Data records for software interfaces
Content starts

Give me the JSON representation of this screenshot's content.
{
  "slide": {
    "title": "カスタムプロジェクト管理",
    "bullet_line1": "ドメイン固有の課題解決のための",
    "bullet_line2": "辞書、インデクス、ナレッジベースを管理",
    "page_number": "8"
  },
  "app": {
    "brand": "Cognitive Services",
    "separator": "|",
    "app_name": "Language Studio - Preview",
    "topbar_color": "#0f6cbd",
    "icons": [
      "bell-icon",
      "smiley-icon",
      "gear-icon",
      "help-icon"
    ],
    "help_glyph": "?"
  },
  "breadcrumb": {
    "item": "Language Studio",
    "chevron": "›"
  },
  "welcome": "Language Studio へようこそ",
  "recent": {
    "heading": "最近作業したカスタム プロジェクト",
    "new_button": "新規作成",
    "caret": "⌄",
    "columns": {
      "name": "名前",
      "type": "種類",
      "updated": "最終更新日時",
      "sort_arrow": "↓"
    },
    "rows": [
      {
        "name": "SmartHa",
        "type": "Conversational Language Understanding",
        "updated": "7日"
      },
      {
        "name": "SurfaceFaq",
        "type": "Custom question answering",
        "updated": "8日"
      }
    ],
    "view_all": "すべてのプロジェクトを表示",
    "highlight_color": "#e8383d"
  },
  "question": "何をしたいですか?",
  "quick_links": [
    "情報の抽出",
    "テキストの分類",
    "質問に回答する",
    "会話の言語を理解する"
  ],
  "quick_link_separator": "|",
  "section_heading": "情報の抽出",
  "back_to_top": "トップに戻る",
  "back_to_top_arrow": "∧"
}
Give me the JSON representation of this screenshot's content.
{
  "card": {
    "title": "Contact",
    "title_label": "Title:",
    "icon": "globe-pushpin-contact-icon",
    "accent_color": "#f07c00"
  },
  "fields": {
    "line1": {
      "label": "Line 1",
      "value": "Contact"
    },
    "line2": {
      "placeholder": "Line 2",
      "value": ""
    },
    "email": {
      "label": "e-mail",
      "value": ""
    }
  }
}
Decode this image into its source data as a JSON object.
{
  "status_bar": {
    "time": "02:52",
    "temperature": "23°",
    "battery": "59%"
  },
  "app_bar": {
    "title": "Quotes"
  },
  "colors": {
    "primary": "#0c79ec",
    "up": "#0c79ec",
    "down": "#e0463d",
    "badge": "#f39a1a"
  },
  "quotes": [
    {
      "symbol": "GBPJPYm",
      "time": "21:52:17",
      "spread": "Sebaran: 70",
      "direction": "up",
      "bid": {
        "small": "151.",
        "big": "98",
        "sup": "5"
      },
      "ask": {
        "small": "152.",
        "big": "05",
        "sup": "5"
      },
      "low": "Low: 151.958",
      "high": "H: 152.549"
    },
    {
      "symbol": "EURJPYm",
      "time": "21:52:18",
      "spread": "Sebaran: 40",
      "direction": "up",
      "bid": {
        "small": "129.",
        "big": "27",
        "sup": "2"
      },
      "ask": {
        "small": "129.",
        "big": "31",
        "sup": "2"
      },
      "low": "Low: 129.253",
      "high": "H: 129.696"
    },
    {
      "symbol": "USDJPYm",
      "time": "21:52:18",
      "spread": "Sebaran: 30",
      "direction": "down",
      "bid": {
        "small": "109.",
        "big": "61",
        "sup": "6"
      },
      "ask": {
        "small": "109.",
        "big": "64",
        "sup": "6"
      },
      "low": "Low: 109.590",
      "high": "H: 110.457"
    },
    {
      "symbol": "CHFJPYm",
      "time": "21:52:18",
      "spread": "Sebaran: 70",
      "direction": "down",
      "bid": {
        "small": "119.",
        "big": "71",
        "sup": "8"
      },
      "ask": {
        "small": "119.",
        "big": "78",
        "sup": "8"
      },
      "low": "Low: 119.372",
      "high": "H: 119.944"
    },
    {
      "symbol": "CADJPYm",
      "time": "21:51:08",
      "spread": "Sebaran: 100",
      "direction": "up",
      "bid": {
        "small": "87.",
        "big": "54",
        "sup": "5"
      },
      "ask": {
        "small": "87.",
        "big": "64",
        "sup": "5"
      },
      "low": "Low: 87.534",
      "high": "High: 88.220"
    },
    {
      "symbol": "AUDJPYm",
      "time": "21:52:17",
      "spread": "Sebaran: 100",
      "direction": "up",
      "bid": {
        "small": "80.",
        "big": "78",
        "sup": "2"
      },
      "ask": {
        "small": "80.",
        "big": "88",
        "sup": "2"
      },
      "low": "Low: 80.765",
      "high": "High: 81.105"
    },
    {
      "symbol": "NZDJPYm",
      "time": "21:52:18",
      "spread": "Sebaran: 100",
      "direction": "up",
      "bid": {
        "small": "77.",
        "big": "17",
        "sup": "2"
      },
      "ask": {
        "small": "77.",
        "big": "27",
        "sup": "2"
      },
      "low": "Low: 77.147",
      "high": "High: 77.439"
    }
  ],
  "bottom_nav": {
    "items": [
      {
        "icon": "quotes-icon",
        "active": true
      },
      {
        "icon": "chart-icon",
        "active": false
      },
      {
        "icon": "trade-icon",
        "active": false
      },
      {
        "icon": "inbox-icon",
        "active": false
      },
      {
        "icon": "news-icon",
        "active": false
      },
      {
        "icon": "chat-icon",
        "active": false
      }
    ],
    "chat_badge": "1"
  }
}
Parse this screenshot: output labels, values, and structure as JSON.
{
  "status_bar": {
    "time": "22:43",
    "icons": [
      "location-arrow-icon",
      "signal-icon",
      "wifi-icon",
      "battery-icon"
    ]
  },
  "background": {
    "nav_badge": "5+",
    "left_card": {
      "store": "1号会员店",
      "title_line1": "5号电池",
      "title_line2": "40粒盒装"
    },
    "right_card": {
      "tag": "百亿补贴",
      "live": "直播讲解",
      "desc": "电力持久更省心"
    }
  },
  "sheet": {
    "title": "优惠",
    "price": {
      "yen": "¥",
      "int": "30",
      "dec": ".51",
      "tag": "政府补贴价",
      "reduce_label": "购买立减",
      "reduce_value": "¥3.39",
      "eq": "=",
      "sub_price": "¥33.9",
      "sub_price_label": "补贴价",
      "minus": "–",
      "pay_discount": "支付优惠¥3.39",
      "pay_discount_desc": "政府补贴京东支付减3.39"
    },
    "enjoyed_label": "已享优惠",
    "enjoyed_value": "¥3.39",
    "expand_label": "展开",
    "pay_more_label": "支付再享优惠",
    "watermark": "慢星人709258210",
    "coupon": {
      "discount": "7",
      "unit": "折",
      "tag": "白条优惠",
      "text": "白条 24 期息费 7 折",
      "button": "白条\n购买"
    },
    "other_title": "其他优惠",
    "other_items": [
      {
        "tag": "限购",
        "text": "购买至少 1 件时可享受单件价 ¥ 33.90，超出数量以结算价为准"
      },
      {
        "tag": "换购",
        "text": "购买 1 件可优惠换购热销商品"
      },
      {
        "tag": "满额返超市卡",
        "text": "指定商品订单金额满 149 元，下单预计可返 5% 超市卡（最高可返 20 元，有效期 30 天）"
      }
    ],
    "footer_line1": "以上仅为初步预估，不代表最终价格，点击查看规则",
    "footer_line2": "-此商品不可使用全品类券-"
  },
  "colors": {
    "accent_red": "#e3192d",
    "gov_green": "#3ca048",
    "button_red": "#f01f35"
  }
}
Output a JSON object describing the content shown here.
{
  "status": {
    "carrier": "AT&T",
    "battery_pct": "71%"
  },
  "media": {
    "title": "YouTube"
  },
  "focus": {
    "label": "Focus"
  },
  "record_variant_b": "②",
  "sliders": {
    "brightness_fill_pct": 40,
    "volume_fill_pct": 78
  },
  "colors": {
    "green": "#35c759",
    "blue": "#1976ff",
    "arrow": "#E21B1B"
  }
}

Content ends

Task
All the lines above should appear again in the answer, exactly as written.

Task output
Give me the JSON representation of this screenshot's content.
{
  "slide": {
    "title": "カスタムプロジェクト管理",
    "bullet_line1": "ドメイン固有の課題解決のための",
    "bullet_line2": "辞書、インデクス、ナレッジベースを管理",
    "page_number": "8"
  },
  "app": {
    "brand": "Cognitive Services",
    "separator": "|",
    "app_name": "Language Studio - Preview",
    "topbar_color": "#0f6cbd",
    "icons": [
      "bell-icon",
      "smiley-icon",
      "gear-icon",
      "help-icon"
    ],
    "help_glyph": "?"
  },
  "breadcrumb": {
    "item": "Language Studio",
    "chevron": "›"
  },
  "welcome": "Language Studio へようこそ",
  "recent": {
    "heading": "最近作業したカスタム プロジェクト",
    "new_button": "新規作成",
    "caret": "⌄",
    "columns": {
      "name": "名前",
      "type": "種類",
      "updated": "最終更新日時",
      "sort_arrow": "↓"
    },
    "rows": [
      {
        "name": "SmartHa",
        "type": "Conversational Language Understanding",
        "updated": "7日"
      },
      {
        "name": "SurfaceFaq",
        "type": "Custom question answering",
        "updated": "8日"
      }
    ],
    "view_all": "すべてのプロジェクトを表示",
    "highlight_color": "#e8383d"
  },
  "question": "何をしたいですか?",
  "quick_links": [
    "情報の抽出",
    "テキストの分類",
    "質問に回答する",
    "会話の言語を理解する"
  ],
  "quick_link_separator": "|",
  "section_heading": "情報の抽出",
  "back_to_top": "トップに戻る",
  "back_to_top_arrow": "∧"
}
Give me the JSON representation of this screenshot's content.
{
  "card": {
    "title": "Contact",
    "title_label": "Title:",
    "icon": "globe-pushpin-contact-icon",
    "accent_color": "#f07c00"
  },
  "fields": {
    "line1": {
      "label": "Line 1",
      "value": "Contact"
    },
    "line2": {
      "placeholder": "Line 2",
      "value": ""
    },
    "email": {
      "label": "e-mail",
      "value": ""
    }
  }
}
Decode this image into its source data as a JSON object.
{
  "status_bar": {
    "time": "02:52",
    "temperature": "23°",
    "battery": "59%"
  },
  "app_bar": {
    "title": "Quotes"
  },
  "colors": {
    "primary": "#0c79ec",
    "up": "#0c79ec",
    "down": "#e0463d",
    "badge": "#f39a1a"
  },
  "quotes": [
    {
      "symbol": "GBPJPYm",
      "time": "21:52:17",
      "spread": "Sebaran: 70",
      "direction": "up",
      "bid": {
        "small": "151.",
        "big": "98",
        "sup": "5"
      },
      "ask": {
        "small": "152.",
        "big": "05",
        "sup": "5"
      },
      "low": "Low: 151.958",
      "high": "H: 152.549"
    },
    {
      "symbol": "EURJPYm",
      "time": "21:52:18",
      "spread": "Sebaran: 40",
      "direction": "up",
      "bid": {
        "small": "129.",
        "big": "27",
        "sup": "2"
      },
      "ask": {
        "small": "129.",
        "big": "31",
        "sup": "2"
      },
      "low": "Low: 129.253",
      "high": "H: 129.696"
    },
    {
      "symbol": "USDJPYm",
      "time": "21:52:18",
      "spread": "Sebaran: 30",
      "direction": "down",
      "bid": {
        "small": "109.",
        "big": "61",
        "sup": "6"
      },
      "ask": {
        "small": "109.",
        "big": "64",
        "sup": "6"
      },
      "low": "Low: 109.590",
      "high": "H: 110.457"
    },
    {
      "symbol": "CHFJPYm",
      "time": "21:52:18",
      "spread": "Sebaran: 70",
      "direction": "down",
      "bid": {
        "small": "119.",
        "big": "71",
        "sup": "8"
      },
      "ask": {
        "small": "119.",
        "big": "78",
        "sup": "8"
      },
      "low": "Low: 119.372",
      "high": "H: 119.944"
    },
    {
      "symbol": "CADJPYm",
      "time": "21:51:08",
      "spread": "Sebaran: 100",
      "direction": "up",
      "bid": {
        "small": "87.",
        "big": "54",
        "sup": "5"
      },
      "ask": {
        "small": "87.",
        "big": "64",
        "sup": "5"
      },
      "low": "Low: 87.534",
      "high": "High: 88.220"
    },
    {
      "symbol": "AUDJPYm",
      "time": "21:52:17",
      "spread": "Sebaran: 100",
      "direction": "up",
      "bid": {
        "small": "80.",
        "big": "78",
        "sup": "2"
      },
      "ask": {
        "small": "80.",
        "big": "88",
        "sup": "2"
      },
      "low": "Low: 80.765",
      "high": "High: 81.105"
    },
    {
      "symbol": "NZDJPYm",
      "time": "21:52:18",
      "spread": "Sebaran: 100",
      "direction": "up",
      "bid": {
        "small": "77.",
        "big": "17",
        "sup": "2"
      },
      "ask": {
        "small": "77.",
        "big": "27",
        "sup": "2"
      },
      "low": "Low: 77.147",
      "high": "High: 77.439"
    }
  ],
  "bottom_nav": {
    "items": [
      {
        "icon": "quotes-icon",
        "active": true
      },
      {
        "icon": "chart-icon",
        "active": false
      },
      {
        "icon": "trade-icon",
        "active": false
      },
      {
        "icon": "inbox-icon",
        "active": false
      },
      {
        "icon": "news-icon",
        "active": false
      },
      {
        "icon": "chat-icon",
        "active": false
      }
    ],
    "chat_badge": "1"
  }
}
Parse this screenshot: output labels, values, and structure as JSON.
{
  "status_bar": {
    "time": "22:43",
    "icons": [
      "location-arrow-icon",
      "signal-icon",
      "wifi-icon",
      "battery-icon"
    ]
  },
  "background": {
    "nav_badge": "5+",
    "left_card": {
      "store": "1号会员店",
      "title_line1": "5号电池",
      "title_line2": "40粒盒装"
    },
    "right_card": {
      "tag": "百亿补贴",
      "live": "直播讲解",
      "desc": "电力持久更省心"
    }
  },
  "sheet": {
    "title": "优惠",
    "price": {
      "yen": "¥",
      "int": "30",
      "dec": ".51",
      "tag": "政府补贴价",
      "reduce_label": "购买立减",
      "reduce_value": "¥3.39",
      "eq": "=",
      "sub_price": "¥33.9",
      "sub_price_label": "补贴价",
      "minus": "–",
      "pay_discount": "支付优惠¥3.39",
      "pay_discount_desc": "政府补贴京东支付减3.39"
    },
    "enjoyed_label": "已享优惠",
    "enjoyed_value": "¥3.39",
    "expand_label": "展开",
    "pay_more_label": "支付再享优惠",
    "watermark": "慢星人709258210",
    "coupon": {
      "discount": "7",
      "unit": "折",
      "tag": "白条优惠",
      "text": "白条 24 期息费 7 折",
      "button": "白条\n购买"
    },
    "other_title": "其他优惠",
    "other_items": [
      {
        "tag": "限购",
        "text": "购买至少 1 件时可享受单件价 ¥ 33.90，超出数量以结算价为准"
      },
      {
        "tag": "换购",
        "text": "购买 1 件可优惠换购热销商品"
      },
      {
        "tag": "满额返超市卡",
        "text": "指定商品订单金额满 149 元，下单预计可返 5% 超市卡（最高可返 20 元，有效期 30 天）"
      }
    ],
    "footer_line1": "以上仅为初步预估，不代表最终价格，点击查看规则",
    "footer_line2": "-此商品不可使用全品类券-"
  },
  "colors": {
    "accent_red": "#e3192d",
    "gov_green": "#3ca048",
    "button_red": "#f01f35"
  }
}
Output a JSON object describing the content shown here.
{
  "status": {
    "carrier": "AT&T",
    "battery_pct": "71%"
  },
  "media": {
    "title": "YouTube"
  },
  "focus": {
    "label": "Focus"
  },
  "record_variant_b": "②",
  "sliders": {
    "brightness_fill_pct": 40,
    "volume_fill_pct": 78
  },
  "colors": {
    "green": "#35c759",
    "blue": "#1976ff",
    "arrow": "#E21B1B"
  }
}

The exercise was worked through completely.